Bank Indonesia (BI) has once again surprised us with a rate cut at its November 19 meeting – bringing the 7-day reverse repo rate to 3.75%. The move comes after three consecutive months of policy hold, and was underpinned by subdued inflation as well as some stability in the financial market conditions. The central bank has also said the outlook for the current-account deficit is improving, and a surplus in the third quarter is likely.
Governor Warjiyo expects 2020 inflation to remain below the central bank’s 2-4% target range, although a return to the range will be seen next year. Indonesia’s real yield remains one of the best in EM Asia despite the rate cut.
Rupiah has also been in gains this month, up over 3% against the greenback and the best in the EM Asian currency basket, providing room for the central bank to resume policy easing. The decision however weighed on the rupiah which was last seen down 0.7% for the day reversing the week’s gains. More inflows into Indonesian markets remain likely given the improved sentiment from the Omnibus Law and Biden’s victory in the U.S. expected to ease the strained U.S.-China relations.
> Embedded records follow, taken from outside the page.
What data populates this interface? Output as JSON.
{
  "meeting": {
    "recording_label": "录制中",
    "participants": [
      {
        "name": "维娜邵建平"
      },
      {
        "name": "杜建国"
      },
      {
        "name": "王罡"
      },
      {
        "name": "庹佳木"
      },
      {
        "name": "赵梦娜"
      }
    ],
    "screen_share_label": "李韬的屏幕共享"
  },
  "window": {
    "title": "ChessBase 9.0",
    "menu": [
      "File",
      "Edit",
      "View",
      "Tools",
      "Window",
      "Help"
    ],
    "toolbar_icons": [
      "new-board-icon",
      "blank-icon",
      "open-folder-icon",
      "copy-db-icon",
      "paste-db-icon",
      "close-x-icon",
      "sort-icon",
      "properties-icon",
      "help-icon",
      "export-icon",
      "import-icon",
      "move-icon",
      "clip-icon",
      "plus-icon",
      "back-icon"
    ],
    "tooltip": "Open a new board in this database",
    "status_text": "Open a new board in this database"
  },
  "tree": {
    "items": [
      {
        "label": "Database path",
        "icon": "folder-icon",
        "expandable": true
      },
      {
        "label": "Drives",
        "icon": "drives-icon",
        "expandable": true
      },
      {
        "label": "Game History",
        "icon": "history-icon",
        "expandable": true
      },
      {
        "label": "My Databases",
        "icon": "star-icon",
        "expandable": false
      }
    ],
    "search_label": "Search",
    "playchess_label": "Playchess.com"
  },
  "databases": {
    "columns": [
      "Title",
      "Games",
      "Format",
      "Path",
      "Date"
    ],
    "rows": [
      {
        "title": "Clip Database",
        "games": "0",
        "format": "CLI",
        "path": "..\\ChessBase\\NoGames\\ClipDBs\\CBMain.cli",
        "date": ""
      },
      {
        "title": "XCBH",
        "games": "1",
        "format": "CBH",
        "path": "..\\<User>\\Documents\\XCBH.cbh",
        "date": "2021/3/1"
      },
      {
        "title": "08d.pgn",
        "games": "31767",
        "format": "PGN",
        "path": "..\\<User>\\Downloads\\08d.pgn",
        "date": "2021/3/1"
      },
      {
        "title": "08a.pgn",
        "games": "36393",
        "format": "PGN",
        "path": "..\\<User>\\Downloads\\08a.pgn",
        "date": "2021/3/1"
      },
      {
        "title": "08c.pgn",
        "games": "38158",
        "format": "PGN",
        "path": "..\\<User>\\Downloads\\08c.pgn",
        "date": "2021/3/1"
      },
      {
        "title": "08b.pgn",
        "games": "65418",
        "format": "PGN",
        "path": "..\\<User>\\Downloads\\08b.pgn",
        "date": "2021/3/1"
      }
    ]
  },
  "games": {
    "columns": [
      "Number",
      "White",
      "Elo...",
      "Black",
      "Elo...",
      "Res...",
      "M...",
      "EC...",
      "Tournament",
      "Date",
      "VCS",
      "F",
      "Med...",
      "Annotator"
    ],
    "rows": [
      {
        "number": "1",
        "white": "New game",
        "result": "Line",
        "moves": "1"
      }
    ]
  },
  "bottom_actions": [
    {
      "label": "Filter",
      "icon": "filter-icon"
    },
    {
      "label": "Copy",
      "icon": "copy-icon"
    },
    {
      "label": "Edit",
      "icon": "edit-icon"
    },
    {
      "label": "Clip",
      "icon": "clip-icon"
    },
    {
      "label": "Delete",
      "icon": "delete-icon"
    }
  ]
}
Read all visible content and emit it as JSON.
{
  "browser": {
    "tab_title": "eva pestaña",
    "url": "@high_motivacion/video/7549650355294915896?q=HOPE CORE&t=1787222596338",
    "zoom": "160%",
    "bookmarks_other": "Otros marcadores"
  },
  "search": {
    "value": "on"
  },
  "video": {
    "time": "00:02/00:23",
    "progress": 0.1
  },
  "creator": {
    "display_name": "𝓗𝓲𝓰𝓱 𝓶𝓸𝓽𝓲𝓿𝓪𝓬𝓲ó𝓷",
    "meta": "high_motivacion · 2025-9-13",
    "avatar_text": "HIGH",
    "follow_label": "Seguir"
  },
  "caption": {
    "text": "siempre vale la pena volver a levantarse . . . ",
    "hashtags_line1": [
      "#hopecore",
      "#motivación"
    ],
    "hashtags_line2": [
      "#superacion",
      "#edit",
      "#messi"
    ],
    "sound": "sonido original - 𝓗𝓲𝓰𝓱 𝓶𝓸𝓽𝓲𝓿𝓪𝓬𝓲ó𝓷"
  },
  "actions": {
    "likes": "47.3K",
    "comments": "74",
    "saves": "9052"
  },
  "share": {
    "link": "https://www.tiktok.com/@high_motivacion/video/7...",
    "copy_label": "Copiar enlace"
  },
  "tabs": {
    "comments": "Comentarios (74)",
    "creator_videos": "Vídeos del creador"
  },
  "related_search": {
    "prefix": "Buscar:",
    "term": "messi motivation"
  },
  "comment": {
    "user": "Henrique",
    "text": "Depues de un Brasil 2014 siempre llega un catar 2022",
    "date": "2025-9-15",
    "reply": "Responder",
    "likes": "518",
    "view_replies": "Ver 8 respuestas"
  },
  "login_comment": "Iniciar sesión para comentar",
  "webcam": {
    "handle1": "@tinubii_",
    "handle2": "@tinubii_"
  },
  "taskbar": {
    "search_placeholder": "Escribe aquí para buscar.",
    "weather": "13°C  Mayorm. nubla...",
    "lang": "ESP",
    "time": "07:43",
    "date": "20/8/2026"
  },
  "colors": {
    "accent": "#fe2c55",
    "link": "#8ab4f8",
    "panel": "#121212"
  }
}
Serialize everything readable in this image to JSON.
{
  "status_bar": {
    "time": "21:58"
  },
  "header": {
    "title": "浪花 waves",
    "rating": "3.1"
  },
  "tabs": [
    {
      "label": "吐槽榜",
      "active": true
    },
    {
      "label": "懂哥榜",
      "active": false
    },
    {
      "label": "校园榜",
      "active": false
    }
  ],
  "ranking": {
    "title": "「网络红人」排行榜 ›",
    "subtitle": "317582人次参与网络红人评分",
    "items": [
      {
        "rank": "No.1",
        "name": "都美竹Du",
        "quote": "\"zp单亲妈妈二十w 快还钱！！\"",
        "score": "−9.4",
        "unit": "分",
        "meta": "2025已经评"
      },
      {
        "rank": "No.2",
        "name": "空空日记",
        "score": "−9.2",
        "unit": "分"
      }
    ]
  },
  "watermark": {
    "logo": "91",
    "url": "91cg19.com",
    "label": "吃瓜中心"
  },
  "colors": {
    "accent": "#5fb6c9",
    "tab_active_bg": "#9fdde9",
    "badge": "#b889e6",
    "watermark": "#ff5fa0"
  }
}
However, the pandemic curve trajectory remains on watch.
Economic conditions remain vulnerable as the pandemic continues to take a toll on activity levels and social distancing restrictions have increased again in several cities. Indonesia slipped into a technical recession with Q3 GDP slumping by 3.49% y/y after a 5.32% y/y contraction in the second quarter. Meanwhile, the effectiveness of the fiscal packages has been reduced due to the delays in disbursements.
We believe BI still has more room to cut interest rates if rupiah stability is maintained, as economic pressures are likely to linger. Accommodative macroprudential policies will also continue.